Debut author Scott investigates one of the worst assaults in American history on a Navy vessel not engaged in battle—an intelligence-gathering ship on which the author’s father was an officer.
On June 8, 1967, as the Six-Day War raged, the U.S. Navy backed all its ships off Israel’s coast except for the Liberty, which was 12 miles offshore in international waters. Israeli forces asked the ship to identify itself; the Liberty asked that Israeli forces identify themselves first. Then Israeli torpedo boats and jets attacked the Liberty for a full hour, shooting more than 800 bullets through its hull, blasting a hole in its side with a torpedo, killing 34 sailors and wounding 171. After providing a suspenseful, moment-by-moment portrayal of the siege, gleaned from interviews with survivors, Scott addresses the question of exactly why the assault happened, which is still a matter of dispute. The Israeli government claimed that the brutal attack was simply a tragic mistake; Israeli forces did not see the ship’s American markings and suspected it was Egyptian. After a weeklong Navy investigation, the U.S. government accepted that explanation, though many officials, including Secretary of State Dean Rusk, had doubts. Some suspected that the Israelis knew full well that that the ship was American, but attacked it anyway for unauthorized spying on sensitive communications. Even President Lyndon Johnson confided to a Newsweek reporter that he believed the attack was intentional. Scott makes a strong circumstantial case for this argument, though hard evidence remains elusive and the true story may never be known. The most powerful passages deal with the human cost of the attack—the casualties and the psychological toll on the survivors. The moving closing scene depicts a meeting between the author’s father and one of the Israeli pilots involved in the attack.

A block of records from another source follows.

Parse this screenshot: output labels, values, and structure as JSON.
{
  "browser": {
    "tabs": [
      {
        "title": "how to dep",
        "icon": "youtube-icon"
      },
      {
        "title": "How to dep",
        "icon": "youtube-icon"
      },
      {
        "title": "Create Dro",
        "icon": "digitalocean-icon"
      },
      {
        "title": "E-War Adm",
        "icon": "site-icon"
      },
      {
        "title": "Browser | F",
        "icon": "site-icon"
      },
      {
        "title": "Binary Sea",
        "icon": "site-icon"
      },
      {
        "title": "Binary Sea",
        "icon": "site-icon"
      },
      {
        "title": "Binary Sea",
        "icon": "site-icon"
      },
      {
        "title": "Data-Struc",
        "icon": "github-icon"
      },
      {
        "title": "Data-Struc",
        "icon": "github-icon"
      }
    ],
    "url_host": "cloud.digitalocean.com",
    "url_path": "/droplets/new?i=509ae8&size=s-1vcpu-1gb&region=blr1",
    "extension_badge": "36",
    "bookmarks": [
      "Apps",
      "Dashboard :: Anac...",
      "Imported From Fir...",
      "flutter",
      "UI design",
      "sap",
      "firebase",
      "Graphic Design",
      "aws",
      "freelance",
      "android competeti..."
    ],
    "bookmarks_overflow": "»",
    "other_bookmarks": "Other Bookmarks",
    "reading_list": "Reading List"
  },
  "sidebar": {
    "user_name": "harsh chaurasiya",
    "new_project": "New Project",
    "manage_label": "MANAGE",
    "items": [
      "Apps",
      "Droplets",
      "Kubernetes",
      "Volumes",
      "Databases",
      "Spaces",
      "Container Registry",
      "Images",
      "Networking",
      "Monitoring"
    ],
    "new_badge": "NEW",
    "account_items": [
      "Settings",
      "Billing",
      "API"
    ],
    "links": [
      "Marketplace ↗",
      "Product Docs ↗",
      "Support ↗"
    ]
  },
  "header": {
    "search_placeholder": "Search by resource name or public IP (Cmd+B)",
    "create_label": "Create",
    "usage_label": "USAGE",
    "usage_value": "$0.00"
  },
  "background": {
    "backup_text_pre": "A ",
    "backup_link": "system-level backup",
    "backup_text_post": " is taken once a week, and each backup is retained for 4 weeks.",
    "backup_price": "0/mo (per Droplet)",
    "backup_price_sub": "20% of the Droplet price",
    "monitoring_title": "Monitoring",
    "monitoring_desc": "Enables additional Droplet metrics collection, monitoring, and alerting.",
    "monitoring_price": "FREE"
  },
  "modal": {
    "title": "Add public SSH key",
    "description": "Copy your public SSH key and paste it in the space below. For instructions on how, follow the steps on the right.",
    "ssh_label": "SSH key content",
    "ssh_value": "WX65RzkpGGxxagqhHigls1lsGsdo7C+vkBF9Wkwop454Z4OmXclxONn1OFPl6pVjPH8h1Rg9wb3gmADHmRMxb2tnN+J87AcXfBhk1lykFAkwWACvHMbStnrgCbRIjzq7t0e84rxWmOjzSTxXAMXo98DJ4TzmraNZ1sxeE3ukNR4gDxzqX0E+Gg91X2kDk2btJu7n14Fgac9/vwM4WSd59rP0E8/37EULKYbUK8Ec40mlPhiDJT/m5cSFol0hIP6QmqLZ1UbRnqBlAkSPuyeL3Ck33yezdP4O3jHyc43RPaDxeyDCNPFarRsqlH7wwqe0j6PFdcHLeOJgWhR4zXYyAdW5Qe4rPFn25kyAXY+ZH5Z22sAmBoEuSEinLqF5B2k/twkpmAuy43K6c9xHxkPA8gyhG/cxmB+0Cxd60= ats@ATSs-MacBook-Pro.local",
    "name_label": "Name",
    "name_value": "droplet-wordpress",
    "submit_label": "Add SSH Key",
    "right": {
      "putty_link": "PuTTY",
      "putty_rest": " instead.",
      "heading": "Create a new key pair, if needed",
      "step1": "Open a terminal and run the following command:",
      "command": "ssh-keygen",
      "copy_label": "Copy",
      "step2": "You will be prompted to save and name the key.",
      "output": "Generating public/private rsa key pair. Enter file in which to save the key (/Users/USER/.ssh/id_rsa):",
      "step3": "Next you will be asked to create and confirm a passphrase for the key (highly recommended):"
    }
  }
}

Not entirely convincing, but a welcome, fresh look at a still-controversial subject.